Volunteers of America and our city and service partners launched Sacramento’s groundbreaking low-barrier homeless shelter about one year ago.
We’ve learned a lot from the 650 guests, 148 dogs, 12 cats, five births and over 4,000 pounds of belongings that have been part of the Triage Shelter to date. A recent survey provided insights, including an idea that might surprise some people with a stake in reducing homelessness.
For many going about their day, the perspective on homelessness is likely limited to the visual of someone asking for money at a stoplight or camped out along the streets. It’s hard to ignore and, yet, frustratingly intractable.
Some will feel a moral responsibility to help those less fortunate. Others will fret about the financial drag on the city. Many will simply be overwhelmed by the aesthetics.
The mantra on solving homelessness these days is “housing first.” There is an understandable instinct to house as many homeless people as fast as we can. But “housing first” may not be appropriate for everyone.
There is a dearth of affordable housing these days. More importantly, it doesn’t take into account a key trauma-informed care principle: collaboration and mutuality.
Our survey was designed to help us learn about the potentially transformational shelter experiences of Sacramento’s most chronically homeless. Most of our guests have been on the streets for more than four years, many much longer.
A key question was this: “Have you changed over the course of your stay in the shelter?”
Here are some of the answers:
“Having an emotional connection with everyone changed my life. I have come to believe life is about choices,” wrote C.L., who has been homeless one year.
“My self-esteem has been raised to the top. I have dignity now,” wrote K.B., homeless for 15 years.
“I am able to trust a little more. It allows me to make different decisions,” wrote R.J., homeless 18 years.
“I have goals. I challenge myself. I give myself a pat on the back.,” wrote S.A., homeless 12 years.
“I have grown in very important areas of myself such as being more sociable and comfortable around large crowds,” wrote C.K., homeless 22 years.
“My attitude and patience are better by being able to connect with staff and other guests. Without connections everything would stay the same,” wrote B.G., homeless 2 years.
That last response, especially, captures the core of our approach to changing the course of homelessness.
Seventy-five percent of the 63 guests interviewed cited the healing process that begins with connections.
Connections flourish in our shelters because those who struggle mightily survive by developing an empathetic community. That sense of community is the first vital connection that begins the healing process. It must be nurtured and expanded upon in the shelters.

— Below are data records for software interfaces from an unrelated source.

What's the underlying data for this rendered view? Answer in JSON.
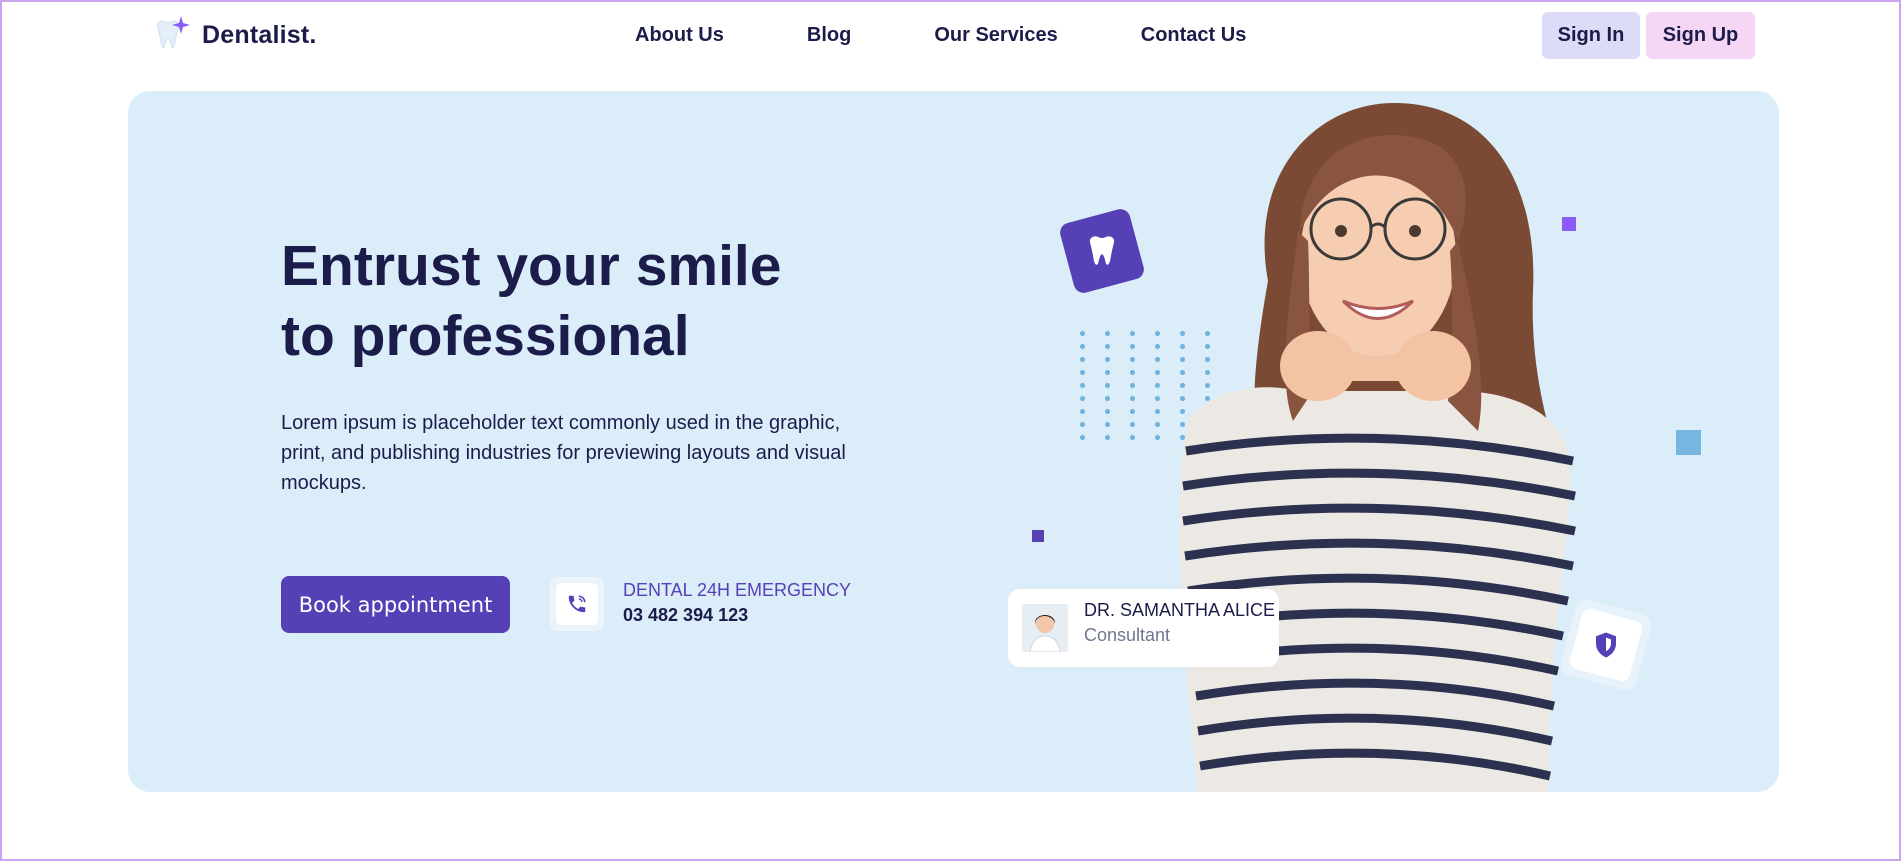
{
  "brand": {
    "name": "Dentalist."
  },
  "nav": {
    "links": [
      "About Us",
      "Blog",
      "Our Services",
      "Contact Us"
    ],
    "sign_in": "Sign In",
    "sign_up": "Sign Up"
  },
  "hero": {
    "headline_line1": "Entrust your smile",
    "headline_line2": "to professional",
    "description": "Lorem ipsum is placeholder text commonly used in the graphic, print, and publishing industries for previewing layouts and visual mockups.",
    "cta": "Book appointment",
    "emergency_label": "DENTAL 24H EMERGENCY",
    "emergency_phone": "03 482 394 123"
  },
  "doctor": {
    "name": "DR. SAMANTHA ALICE",
    "role": "Consultant"
  },
  "colors": {
    "primary": "#5640b6",
    "hero_bg": "#dbedf9",
    "text_dark": "#1c1c4a",
    "sign_in_bg": "#dcdcf8",
    "sign_up_bg": "#f5d7f5"
  },
  "icons": [
    "tooth-sparkle-logo-icon",
    "phone-icon",
    "tooth-icon",
    "shield-icon"
  ]
}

And it must be combined with other connections to reintegrate the untethered back into society. Those include connections to medical treatment, connections to mental health care, connections to alcohol and drug treatment, and, yes, connections to housing -- at a pace matching their readiness.
Our survey suggests the path to healing and reintegration into society should instead begin with the mantra “community first.”
David J. Silveira is the division director of shelter services for Volunteers of America in northern California and northern Nevada.